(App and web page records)
*** Block opens ***

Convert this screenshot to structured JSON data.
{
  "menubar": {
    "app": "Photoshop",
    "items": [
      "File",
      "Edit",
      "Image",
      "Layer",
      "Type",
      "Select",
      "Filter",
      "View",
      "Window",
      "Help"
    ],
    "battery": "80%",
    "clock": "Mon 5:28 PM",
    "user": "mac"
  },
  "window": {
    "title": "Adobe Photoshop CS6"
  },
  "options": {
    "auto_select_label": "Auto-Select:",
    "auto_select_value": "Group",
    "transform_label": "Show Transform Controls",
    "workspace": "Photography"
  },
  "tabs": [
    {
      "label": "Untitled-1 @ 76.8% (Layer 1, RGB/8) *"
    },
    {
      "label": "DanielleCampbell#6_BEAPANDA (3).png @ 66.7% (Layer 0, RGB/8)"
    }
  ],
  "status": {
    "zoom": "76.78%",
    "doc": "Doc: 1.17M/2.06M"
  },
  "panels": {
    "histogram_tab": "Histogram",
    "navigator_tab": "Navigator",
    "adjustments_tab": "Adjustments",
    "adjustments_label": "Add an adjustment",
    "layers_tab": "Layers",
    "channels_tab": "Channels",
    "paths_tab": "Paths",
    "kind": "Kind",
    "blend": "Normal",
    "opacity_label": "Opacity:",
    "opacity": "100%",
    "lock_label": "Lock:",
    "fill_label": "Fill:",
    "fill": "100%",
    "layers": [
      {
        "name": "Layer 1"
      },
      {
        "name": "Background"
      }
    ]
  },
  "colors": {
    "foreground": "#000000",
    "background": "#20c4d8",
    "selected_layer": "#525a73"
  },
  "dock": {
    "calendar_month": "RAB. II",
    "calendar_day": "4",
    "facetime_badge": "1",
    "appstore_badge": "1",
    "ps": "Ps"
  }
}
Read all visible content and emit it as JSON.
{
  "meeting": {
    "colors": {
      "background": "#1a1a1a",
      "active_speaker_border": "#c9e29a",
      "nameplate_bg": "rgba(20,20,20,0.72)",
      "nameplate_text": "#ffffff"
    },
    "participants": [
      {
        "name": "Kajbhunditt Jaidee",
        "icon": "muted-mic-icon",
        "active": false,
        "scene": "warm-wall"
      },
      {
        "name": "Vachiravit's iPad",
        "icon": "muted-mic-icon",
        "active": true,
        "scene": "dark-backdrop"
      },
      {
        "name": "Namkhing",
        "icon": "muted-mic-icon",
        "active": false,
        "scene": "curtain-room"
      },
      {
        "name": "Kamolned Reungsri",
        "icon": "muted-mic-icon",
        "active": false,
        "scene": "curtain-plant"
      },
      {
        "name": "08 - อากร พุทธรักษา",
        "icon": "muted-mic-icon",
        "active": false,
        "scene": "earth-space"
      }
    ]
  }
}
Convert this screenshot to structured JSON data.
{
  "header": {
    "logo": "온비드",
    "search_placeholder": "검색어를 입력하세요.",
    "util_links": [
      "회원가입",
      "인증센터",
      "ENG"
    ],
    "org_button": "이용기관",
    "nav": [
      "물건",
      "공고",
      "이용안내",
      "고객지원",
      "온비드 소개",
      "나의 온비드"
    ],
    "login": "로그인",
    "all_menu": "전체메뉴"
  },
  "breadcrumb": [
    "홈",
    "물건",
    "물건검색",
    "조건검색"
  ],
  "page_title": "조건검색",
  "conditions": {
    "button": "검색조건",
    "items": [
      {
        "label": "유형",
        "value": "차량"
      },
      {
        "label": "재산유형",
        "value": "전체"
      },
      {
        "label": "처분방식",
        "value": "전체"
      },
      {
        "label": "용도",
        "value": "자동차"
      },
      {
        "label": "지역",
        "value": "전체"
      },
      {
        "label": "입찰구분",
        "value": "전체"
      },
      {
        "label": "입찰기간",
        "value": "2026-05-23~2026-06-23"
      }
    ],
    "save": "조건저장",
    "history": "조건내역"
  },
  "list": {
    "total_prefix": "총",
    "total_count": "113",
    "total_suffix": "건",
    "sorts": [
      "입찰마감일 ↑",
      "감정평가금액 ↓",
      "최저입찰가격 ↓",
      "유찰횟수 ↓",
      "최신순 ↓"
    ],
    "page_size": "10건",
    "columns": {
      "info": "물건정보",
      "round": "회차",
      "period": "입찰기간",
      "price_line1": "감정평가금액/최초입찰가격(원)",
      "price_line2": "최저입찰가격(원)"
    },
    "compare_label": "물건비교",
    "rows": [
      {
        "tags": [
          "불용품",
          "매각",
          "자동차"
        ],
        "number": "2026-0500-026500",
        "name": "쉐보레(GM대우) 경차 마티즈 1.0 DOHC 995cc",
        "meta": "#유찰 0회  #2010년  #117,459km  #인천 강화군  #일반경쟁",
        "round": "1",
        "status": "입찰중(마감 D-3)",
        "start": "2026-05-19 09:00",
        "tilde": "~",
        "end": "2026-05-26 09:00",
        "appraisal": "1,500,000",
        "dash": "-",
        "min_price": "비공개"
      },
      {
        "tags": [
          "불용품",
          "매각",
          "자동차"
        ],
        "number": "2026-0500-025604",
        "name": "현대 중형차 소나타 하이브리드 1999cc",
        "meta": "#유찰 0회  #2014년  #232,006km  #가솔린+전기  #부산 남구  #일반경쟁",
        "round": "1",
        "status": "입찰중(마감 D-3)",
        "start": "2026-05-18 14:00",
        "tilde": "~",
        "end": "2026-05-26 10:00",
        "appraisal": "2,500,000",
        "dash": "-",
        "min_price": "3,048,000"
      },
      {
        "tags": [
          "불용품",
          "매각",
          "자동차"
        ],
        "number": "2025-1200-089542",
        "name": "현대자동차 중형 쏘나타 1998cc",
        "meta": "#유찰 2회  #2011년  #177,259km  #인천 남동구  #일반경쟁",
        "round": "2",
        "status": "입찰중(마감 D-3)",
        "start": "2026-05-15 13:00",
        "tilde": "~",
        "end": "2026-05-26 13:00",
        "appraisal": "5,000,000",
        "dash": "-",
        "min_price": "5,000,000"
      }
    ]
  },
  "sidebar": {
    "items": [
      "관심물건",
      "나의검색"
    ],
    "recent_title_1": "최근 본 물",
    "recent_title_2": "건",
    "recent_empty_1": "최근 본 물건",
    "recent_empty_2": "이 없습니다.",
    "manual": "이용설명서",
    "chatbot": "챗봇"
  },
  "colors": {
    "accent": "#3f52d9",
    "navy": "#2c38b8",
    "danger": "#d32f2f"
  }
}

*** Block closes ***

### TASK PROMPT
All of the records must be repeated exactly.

### RESPONSE AREA
Convert this screenshot to structured JSON data.
{
  "menubar": {
    "app": "Photoshop",
    "items": [
      "File",
      "Edit",
      "Image",
      "Layer",
      "Type",
      "Select",
      "Filter",
      "View",
      "Window",
      "Help"
    ],
    "battery": "80%",
    "clock": "Mon 5:28 PM",
    "user": "mac"
  },
  "window": {
    "title": "Adobe Photoshop CS6"
  },
  "options": {
    "auto_select_label": "Auto-Select:",
    "auto_select_value": "Group",
    "transform_label": "Show Transform Controls",
    "workspace": "Photography"
  },
  "tabs": [
    {
      "label": "Untitled-1 @ 76.8% (Layer 1, RGB/8) *"
    },
    {
      "label": "DanielleCampbell#6_BEAPANDA (3).png @ 66.7% (Layer 0, RGB/8)"
    }
  ],
  "status": {
    "zoom": "76.78%",
    "doc": "Doc: 1.17M/2.06M"
  },
  "panels": {
    "histogram_tab": "Histogram",
    "navigator_tab": "Navigator",
    "adjustments_tab": "Adjustments",
    "adjustments_label": "Add an adjustment",
    "layers_tab": "Layers",
    "channels_tab": "Channels",
    "paths_tab": "Paths",
    "kind": "Kind",
    "blend": "Normal",
    "opacity_label": "Opacity:",
    "opacity": "100%",
    "lock_label": "Lock:",
    "fill_label": "Fill:",
    "fill": "100%",
    "layers": [
      {
        "name": "Layer 1"
      },
      {
        "name": "Background"
      }
    ]
  },
  "colors": {
    "foreground": "#000000",
    "background": "#20c4d8",
    "selected_layer": "#525a73"
  },
  "dock": {
    "calendar_month": "RAB. II",
    "calendar_day": "4",
    "facetime_badge": "1",
    "appstore_badge": "1",
    "ps": "Ps"
  }
}
Read all visible content and emit it as JSON.
{
  "meeting": {
    "colors": {
      "background": "#1a1a1a",
      "active_speaker_border": "#c9e29a",
      "nameplate_bg": "rgba(20,20,20,0.72)",
      "nameplate_text": "#ffffff"
    },
    "participants": [
      {
        "name": "Kajbhunditt Jaidee",
        "icon": "muted-mic-icon",
        "active": false,
        "scene": "warm-wall"
      },
      {
        "name": "Vachiravit's iPad",
        "icon": "muted-mic-icon",
        "active": true,
        "scene": "dark-backdrop"
      },
      {
        "name": "Namkhing",
        "icon": "muted-mic-icon",
        "active": false,
        "scene": "curtain-room"
      },
      {
        "name": "Kamolned Reungsri",
        "icon": "muted-mic-icon",
        "active": false,
        "scene": "curtain-plant"
      },
      {
        "name": "08 - อากร พุทธรักษา",
        "icon": "muted-mic-icon",
        "active": false,
        "scene": "earth-space"
      }
    ]
  }
}
Convert this screenshot to structured JSON data.
{
  "header": {
    "logo": "온비드",
    "search_placeholder": "검색어를 입력하세요.",
    "util_links": [
      "회원가입",
      "인증센터",
      "ENG"
    ],
    "org_button": "이용기관",
    "nav": [
      "물건",
      "공고",
      "이용안내",
      "고객지원",
      "온비드 소개",
      "나의 온비드"
    ],
    "login": "로그인",
    "all_menu": "전체메뉴"
  },
  "breadcrumb": [
    "홈",
    "물건",
    "물건검색",
    "조건검색"
  ],
  "page_title": "조건검색",
  "conditions": {
    "button": "검색조건",
    "items": [
      {
        "label": "유형",
        "value": "차량"
      },
      {
        "label": "재산유형",
        "value": "전체"
      },
      {
        "label": "처분방식",
        "value": "전체"
      },
      {
        "label": "용도",
        "value": "자동차"
      },
      {
        "label": "지역",
        "value": "전체"
      },
      {
        "label": "입찰구분",
        "value": "전체"
      },
      {
        "label": "입찰기간",
        "value": "2026-05-23~2026-06-23"
      }
    ],
    "save": "조건저장",
    "history": "조건내역"
  },
  "list": {
    "total_prefix": "총",
    "total_count": "113",
    "total_suffix": "건",
    "sorts": [
      "입찰마감일 ↑",
      "감정평가금액 ↓",
      "최저입찰가격 ↓",
      "유찰횟수 ↓",
      "최신순 ↓"
    ],
    "page_size": "10건",
    "columns": {
      "info": "물건정보",
      "round": "회차",
      "period": "입찰기간",
      "price_line1": "감정평가금액/최초입찰가격(원)",
      "price_line2": "최저입찰가격(원)"
    },
    "compare_label": "물건비교",
    "rows": [
      {
        "tags": [
          "불용품",
          "매각",
          "자동차"
        ],
        "number": "2026-0500-026500",
        "name": "쉐보레(GM대우) 경차 마티즈 1.0 DOHC 995cc",
        "meta": "#유찰 0회  #2010년  #117,459km  #인천 강화군  #일반경쟁",
        "round": "1",
        "status": "입찰중(마감 D-3)",
        "start": "2026-05-19 09:00",
        "tilde": "~",
        "end": "2026-05-26 09:00",
        "appraisal": "1,500,000",
        "dash": "-",
        "min_price": "비공개"
      },
      {
        "tags": [
          "불용품",
          "매각",
          "자동차"
        ],
        "number": "2026-0500-025604",
        "name": "현대 중형차 소나타 하이브리드 1999cc",
        "meta": "#유찰 0회  #2014년  #232,006km  #가솔린+전기  #부산 남구  #일반경쟁",
        "round": "1",
        "status": "입찰중(마감 D-3)",
        "start": "2026-05-18 14:00",
        "tilde": "~",
        "end": "2026-05-26 10:00",
        "appraisal": "2,500,000",
        "dash": "-",
        "min_price": "3,048,000"
      },
      {
        "tags": [
          "불용품",
          "매각",
          "자동차"
        ],
        "number": "2025-1200-089542",
        "name": "현대자동차 중형 쏘나타 1998cc",
        "meta": "#유찰 2회  #2011년  #177,259km  #인천 남동구  #일반경쟁",
        "round": "2",
        "status": "입찰중(마감 D-3)",
        "start": "2026-05-15 13:00",
        "tilde": "~",
        "end": "2026-05-26 13:00",
        "appraisal": "5,000,000",
        "dash": "-",
        "min_price": "5,000,000"
      }
    ]
  },
  "sidebar": {
    "items": [
      "관심물건",
      "나의검색"
    ],
    "recent_title_1": "최근 본 물",
    "recent_title_2": "건",
    "recent_empty_1": "최근 본 물건",
    "recent_empty_2": "이 없습니다.",
    "manual": "이용설명서",
    "chatbot": "챗봇"
  },
  "colors": {
    "accent": "#3f52d9",
    "navy": "#2c38b8",
    "danger": "#d32f2f"
  }
}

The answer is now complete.